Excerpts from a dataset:
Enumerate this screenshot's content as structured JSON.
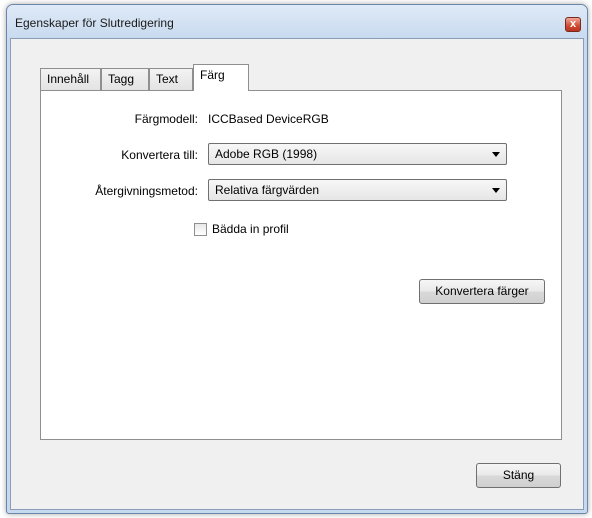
{
  "window": {
    "title": "Egenskaper för Slutredigering",
    "close_glyph": "x"
  },
  "tabs": [
    {
      "label": "Innehåll",
      "active": false
    },
    {
      "label": "Tagg",
      "active": false
    },
    {
      "label": "Text",
      "active": false
    },
    {
      "label": "Färg",
      "active": true
    }
  ],
  "color_panel": {
    "color_model_label": "Färgmodell:",
    "color_model_value": "ICCBased DeviceRGB",
    "convert_to_label": "Konvertera till:",
    "convert_to_value": "Adobe RGB (1998)",
    "rendering_intent_label": "Återgivningsmetod:",
    "rendering_intent_value": "Relativa färgvärden",
    "embed_profile_label": "Bädda in profil",
    "embed_profile_checked": false,
    "convert_button_label": "Konvertera färger"
  },
  "footer": {
    "close_button_label": "Stäng"
  }
}
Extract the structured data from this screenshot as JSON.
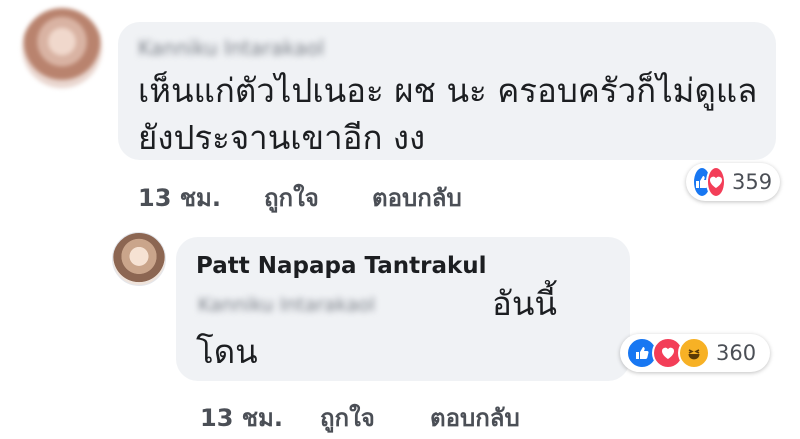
{
  "comments": [
    {
      "author_blurred": "Kanniku Intarakaol",
      "text_line1": "เห็นแก่ตัวไปเนอะ ผช นะ ครอบครัวก็ไม่ดูแล",
      "text_line2": "ยังประจานเขาอีก งง",
      "time": "13 ชม.",
      "like_label": "ถูกใจ",
      "reply_label": "ตอบกลับ",
      "reactions": [
        "like",
        "love"
      ],
      "reaction_count": "359"
    },
    {
      "author": "Patt Napapa Tantrakul",
      "mention_blurred": "Kanniku Intarakaol",
      "text_after_mention": "อันนี้",
      "text_line2": "โดน",
      "time": "13 ชม.",
      "like_label": "ถูกใจ",
      "reply_label": "ตอบกลับ",
      "reactions": [
        "like",
        "love",
        "haha"
      ],
      "reaction_count": "360"
    }
  ]
}
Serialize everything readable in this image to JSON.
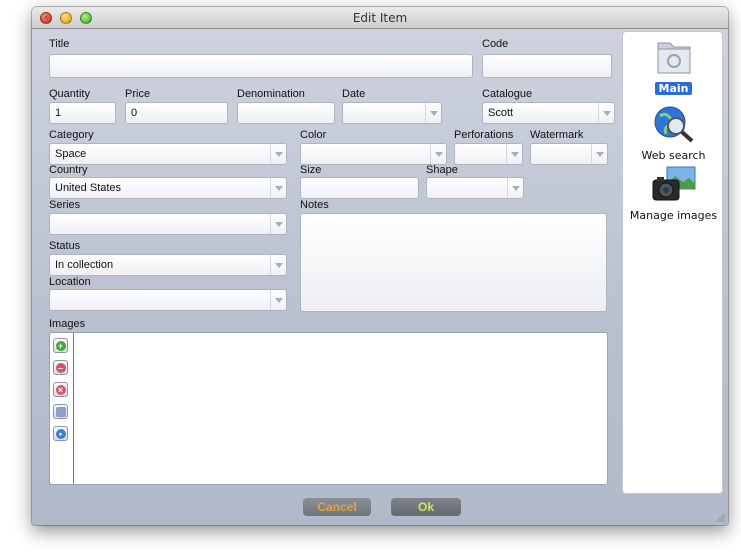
{
  "window": {
    "title": "Edit Item"
  },
  "form": {
    "title": {
      "label": "Title",
      "value": ""
    },
    "code": {
      "label": "Code",
      "value": ""
    },
    "quantity": {
      "label": "Quantity",
      "value": "1"
    },
    "price": {
      "label": "Price",
      "value": "0"
    },
    "denomination": {
      "label": "Denomination",
      "value": ""
    },
    "date": {
      "label": "Date",
      "value": ""
    },
    "catalogue": {
      "label": "Catalogue",
      "value": "Scott"
    },
    "category": {
      "label": "Category",
      "value": "Space"
    },
    "color": {
      "label": "Color",
      "value": ""
    },
    "perforations": {
      "label": "Perforations",
      "value": ""
    },
    "watermark": {
      "label": "Watermark",
      "value": ""
    },
    "country": {
      "label": "Country",
      "value": "United States"
    },
    "size": {
      "label": "Size",
      "value": ""
    },
    "shape": {
      "label": "Shape",
      "value": ""
    },
    "series": {
      "label": "Series",
      "value": ""
    },
    "notes": {
      "label": "Notes",
      "value": ""
    },
    "status": {
      "label": "Status",
      "value": "In collection"
    },
    "location": {
      "label": "Location",
      "value": ""
    },
    "images": {
      "label": "Images"
    }
  },
  "image_tools": [
    {
      "icon": "add-icon"
    },
    {
      "icon": "remove-icon"
    },
    {
      "icon": "delete-icon"
    },
    {
      "icon": "edit-icon"
    },
    {
      "icon": "info-icon"
    }
  ],
  "side_panel": {
    "items": [
      {
        "label": "Main",
        "icon": "folder-icon",
        "selected": true
      },
      {
        "label": "Web search",
        "icon": "globe-search-icon",
        "selected": false
      },
      {
        "label": "Manage images",
        "icon": "camera-icon",
        "selected": false
      }
    ]
  },
  "buttons": {
    "cancel": "Cancel",
    "ok": "Ok"
  },
  "colors": {
    "selection": "#2b6cd6",
    "cancel_text": "#e8a33c",
    "ok_text": "#c9e85a",
    "window_bg": "#bcc3d1"
  }
}
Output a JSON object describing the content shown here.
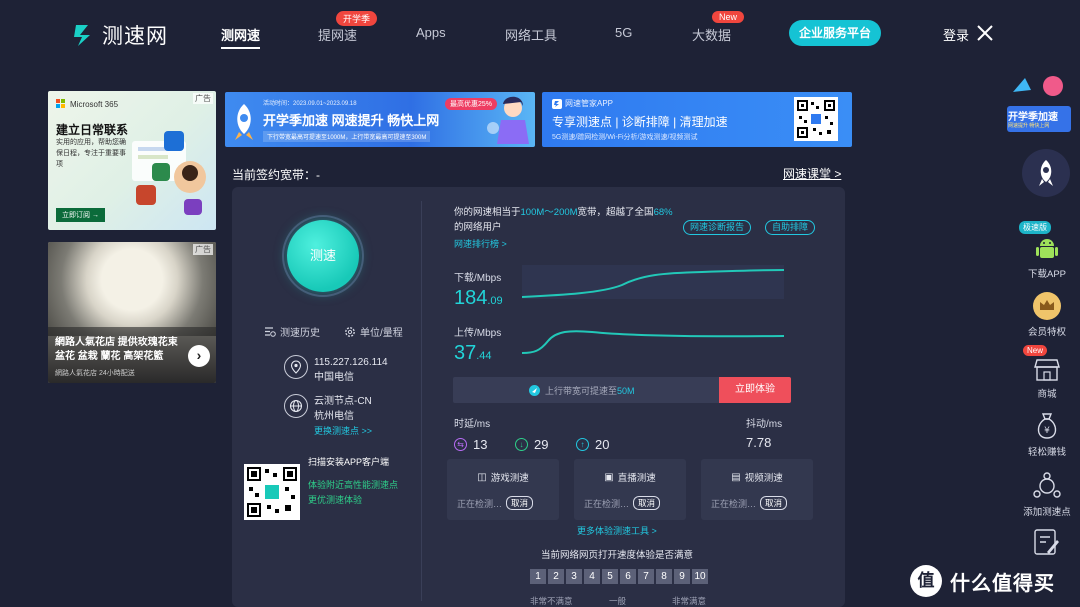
{
  "nav": {
    "logo_text": "测速网",
    "items": [
      {
        "label": "测网速",
        "active": true
      },
      {
        "label": "提网速",
        "badge": "开学季"
      },
      {
        "label": "Apps"
      },
      {
        "label": "网络工具"
      },
      {
        "label": "5G"
      },
      {
        "label": "大数据",
        "badge": "New"
      }
    ],
    "enterprise_label": "企业服务平台",
    "login_label": "登录"
  },
  "ads": {
    "ad1": {
      "tag": "广告",
      "brand": "Microsoft 365",
      "title": "建立日常联系",
      "desc": "实用的应用，帮助您确保日程，专注于重要事项",
      "cta": "立即订阅 →"
    },
    "ad2": {
      "tag": "广告",
      "title": "網路人氣花店 提供玫瑰花束 盆花 盆栽 蘭花 高架花籃",
      "sub": "網路人氣花店 24小時配送"
    }
  },
  "banners": {
    "b1": {
      "date": "活动时间：2023.09.01~2023.09.18",
      "badge": "最高优惠25%",
      "title": "开学季加速  网速提升 畅快上网",
      "sub": "下行带宽最高可提速至1000M，上行带宽最高可提速至300M"
    },
    "b2": {
      "app": "网速管家APP",
      "title": "专享测速点 | 诊断排障 | 清理加速",
      "sub": "5G测速/蹭网检测/Wi-Fi分析/游戏测速/视频测试"
    }
  },
  "contract": {
    "label": "当前签约宽带：-",
    "course_link": "网速课堂 >"
  },
  "left": {
    "speed_button": "测速",
    "history": "测速历史",
    "unit": "单位/量程",
    "ip": "115.227.126.114",
    "isp": "中国电信",
    "node": "云测节点-CN",
    "node_isp": "杭州电信",
    "change_node": "更换测速点 >>",
    "qr_title": "扫描安装APP客户端",
    "qr_line1": "体验附近高性能测速点",
    "qr_line2": "更优测速体验"
  },
  "result": {
    "prefix": "你的网速相当于",
    "range": "100M～200M",
    "middle": "宽带，超越了全国",
    "percent": "68%",
    "suffix": "的网络用户",
    "rank_link": "网速排行榜 >",
    "diagnose": "网速诊断报告",
    "troubleshoot": "自助排障"
  },
  "download": {
    "label": "下载/Mbps",
    "int": "184",
    "dec": ".09"
  },
  "upload": {
    "label": "上传/Mbps",
    "int": "37",
    "dec": ".44"
  },
  "promo": {
    "text": "上行带宽可提速至",
    "highlight": "50M",
    "button": "立即体验"
  },
  "latency": {
    "label": "时延/ms",
    "values": [
      "13",
      "29",
      "20"
    ],
    "jitter_label": "抖动/ms",
    "jitter": "7.78"
  },
  "cards": [
    {
      "title": "游戏测速",
      "status": "正在检测…",
      "cancel": "取消"
    },
    {
      "title": "直播测速",
      "status": "正在检测…",
      "cancel": "取消"
    },
    {
      "title": "视频测速",
      "status": "正在检测…",
      "cancel": "取消"
    }
  ],
  "more_tools": "更多体验测速工具 >",
  "survey": {
    "question": "当前网络网页打开速度体验是否满意",
    "scale": [
      "1",
      "2",
      "3",
      "4",
      "5",
      "6",
      "7",
      "8",
      "9",
      "10"
    ],
    "low": "非常不满意",
    "mid": "一般",
    "high": "非常满意"
  },
  "sidebar": {
    "promo_text": "开学季加速",
    "promo_sub": "网速提升 畅快上网",
    "items": [
      {
        "label": "下载APP",
        "badge": "极速版"
      },
      {
        "label": "会员特权"
      },
      {
        "label": "商城",
        "badge": "New"
      },
      {
        "label": "轻松赚钱"
      },
      {
        "label": "添加测速点"
      }
    ]
  },
  "watermark": {
    "symbol": "值",
    "text": "什么值得买"
  },
  "colors": {
    "accent": "#22c8e0",
    "brand_green": "#18c9b8",
    "cta_red": "#ef4f5b",
    "background": "#1e2236"
  }
}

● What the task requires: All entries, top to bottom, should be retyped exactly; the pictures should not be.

● Completed task:
Enumerate this screenshot's content as structured JSON.
{
  "window": {
    "title": "Egenskaper för Slutredigering",
    "close_glyph": "x"
  },
  "tabs": [
    {
      "label": "Innehåll",
      "active": false
    },
    {
      "label": "Tagg",
      "active": false
    },
    {
      "label": "Text",
      "active": false
    },
    {
      "label": "Färg",
      "active": true
    }
  ],
  "color_panel": {
    "color_model_label": "Färgmodell:",
    "color_model_value": "ICCBased DeviceRGB",
    "convert_to_label": "Konvertera till:",
    "convert_to_value": "Adobe RGB (1998)",
    "rendering_intent_label": "Återgivningsmetod:",
    "rendering_intent_value": "Relativa färgvärden",
    "embed_profile_label": "Bädda in profil",
    "embed_profile_checked": false,
    "convert_button_label": "Konvertera färger"
  },
  "footer": {
    "close_button_label": "Stäng"
  }
}
Extract the structured data from this screenshot as JSON.
{
  "comments": [
    {
      "author_blurred": "Kanniku Intarakaol",
      "text_line1": "เห็นแก่ตัวไปเนอะ ผช นะ ครอบครัวก็ไม่ดูแล",
      "text_line2": "ยังประจานเขาอีก งง",
      "time": "13 ชม.",
      "like_label": "ถูกใจ",
      "reply_label": "ตอบกลับ",
      "reactions": [
        "like",
        "love"
      ],
      "reaction_count": "359"
    },
    {
      "author": "Patt Napapa Tantrakul",
      "mention_blurred": "Kanniku Intarakaol",
      "text_after_mention": "อันนี้",
      "text_line2": "โดน",
      "time": "13 ชม.",
      "like_label": "ถูกใจ",
      "reply_label": "ตอบกลับ",
      "reactions": [
        "like",
        "love",
        "haha"
      ],
      "reaction_count": "360"
    }
  ]
}
Serialize everything readable in this image to JSON.
{
  "window": {
    "title": "Edit Item"
  },
  "form": {
    "title": {
      "label": "Title",
      "value": ""
    },
    "code": {
      "label": "Code",
      "value": ""
    },
    "quantity": {
      "label": "Quantity",
      "value": "1"
    },
    "price": {
      "label": "Price",
      "value": "0"
    },
    "denomination": {
      "label": "Denomination",
      "value": ""
    },
    "date": {
      "label": "Date",
      "value": ""
    },
    "catalogue": {
      "label": "Catalogue",
      "value": "Scott"
    },
    "category": {
      "label": "Category",
      "value": "Space"
    },
    "color": {
      "label": "Color",
      "value": ""
    },
    "perforations": {
      "label": "Perforations",
      "value": ""
    },
    "watermark": {
      "label": "Watermark",
      "value": ""
    },
    "country": {
      "label": "Country",
      "value": "United States"
    },
    "size": {
      "label": "Size",
      "value": ""
    },
    "shape": {
      "label": "Shape",
      "value": ""
    },
    "series": {
      "label": "Series",
      "value": ""
    },
    "notes": {
      "label": "Notes",
      "value": ""
    },
    "status": {
      "label": "Status",
      "value": "In collection"
    },
    "location": {
      "label": "Location",
      "value": ""
    },
    "images": {
      "label": "Images"
    }
  },
  "image_tools": [
    {
      "icon": "add-icon"
    },
    {
      "icon": "remove-icon"
    },
    {
      "icon": "delete-icon"
    },
    {
      "icon": "edit-icon"
    },
    {
      "icon": "info-icon"
    }
  ],
  "side_panel": {
    "items": [
      {
        "label": "Main",
        "icon": "folder-icon",
        "selected": true
      },
      {
        "label": "Web search",
        "icon": "globe-search-icon",
        "selected": false
      },
      {
        "label": "Manage images",
        "icon": "camera-icon",
        "selected": false
      }
    ]
  },
  "buttons": {
    "cancel": "Cancel",
    "ok": "Ok"
  },
  "colors": {
    "selection": "#2b6cd6",
    "cancel_text": "#e8a33c",
    "ok_text": "#c9e85a",
    "window_bg": "#bcc3d1"
  }
}
Output a JSON object describing the content shown here.
{
  "nav": {
    "logo_text": "测速网",
    "items": [
      {
        "label": "测网速",
        "active": true
      },
      {
        "label": "提网速",
        "badge": "开学季"
      },
      {
        "label": "Apps"
      },
      {
        "label": "网络工具"
      },
      {
        "label": "5G"
      },
      {
        "label": "大数据",
        "badge": "New"
      }
    ],
    "enterprise_label": "企业服务平台",
    "login_label": "登录"
  },
  "ads": {
    "ad1": {
      "tag": "广告",
      "brand": "Microsoft 365",
      "title": "建立日常联系",
      "desc": "实用的应用，帮助您确保日程，专注于重要事项",
      "cta": "立即订阅 →"
    },
    "ad2": {
      "tag": "广告",
      "title": "網路人氣花店 提供玫瑰花束 盆花 盆栽 蘭花 高架花籃",
      "sub": "網路人氣花店 24小時配送"
    }
  },
  "banners": {
    "b1": {
      "date": "活动时间：2023.09.01~2023.09.18",
      "badge": "最高优惠25%",
      "title": "开学季加速  网速提升 畅快上网",
      "sub": "下行带宽最高可提速至1000M，上行带宽最高可提速至300M"
    },
    "b2": {
      "app": "网速管家APP",
      "title": "专享测速点 | 诊断排障 | 清理加速",
      "sub": "5G测速/蹭网检测/Wi-Fi分析/游戏测速/视频测试"
    }
  },
  "contract": {
    "label": "当前签约宽带：-",
    "course_link": "网速课堂 >"
  },
  "left": {
    "speed_button": "测速",
    "history": "测速历史",
    "unit": "单位/量程",
    "ip": "115.227.126.114",
    "isp": "中国电信",
    "node": "云测节点-CN",
    "node_isp": "杭州电信",
    "change_node": "更换测速点 >>",
    "qr_title": "扫描安装APP客户端",
    "qr_line1": "体验附近高性能测速点",
    "qr_line2": "更优测速体验"
  },
  "result": {
    "prefix": "你的网速相当于",
    "range": "100M～200M",
    "middle": "宽带，超越了全国",
    "percent": "68%",
    "suffix": "的网络用户",
    "rank_link": "网速排行榜 >",
    "diagnose": "网速诊断报告",
    "troubleshoot": "自助排障"
  },
  "download": {
    "label": "下载/Mbps",
    "int": "184",
    "dec": ".09"
  },
  "upload": {
    "label": "上传/Mbps",
    "int": "37",
    "dec": ".44"
  },
  "promo": {
    "text": "上行带宽可提速至",
    "highlight": "50M",
    "button": "立即体验"
  },
  "latency": {
    "label": "时延/ms",
    "values": [
      "13",
      "29",
      "20"
    ],
    "jitter_label": "抖动/ms",
    "jitter": "7.78"
  },
  "cards": [
    {
      "title": "游戏测速",
      "status": "正在检测…",
      "cancel": "取消"
    },
    {
      "title": "直播测速",
      "status": "正在检测…",
      "cancel": "取消"
    },
    {
      "title": "视频测速",
      "status": "正在检测…",
      "cancel": "取消"
    }
  ],
  "more_tools": "更多体验测速工具 >",
  "survey": {
    "question": "当前网络网页打开速度体验是否满意",
    "scale": [
      "1",
      "2",
      "3",
      "4",
      "5",
      "6",
      "7",
      "8",
      "9",
      "10"
    ],
    "low": "非常不满意",
    "mid": "一般",
    "high": "非常满意"
  },
  "sidebar": {
    "promo_text": "开学季加速",
    "promo_sub": "网速提升 畅快上网",
    "items": [
      {
        "label": "下载APP",
        "badge": "极速版"
      },
      {
        "label": "会员特权"
      },
      {
        "label": "商城",
        "badge": "New"
      },
      {
        "label": "轻松赚钱"
      },
      {
        "label": "添加测速点"
      }
    ]
  },
  "watermark": {
    "symbol": "值",
    "text": "什么值得买"
  },
  "colors": {
    "accent": "#22c8e0",
    "brand_green": "#18c9b8",
    "cta_red": "#ef4f5b",
    "background": "#1e2236"
  }
}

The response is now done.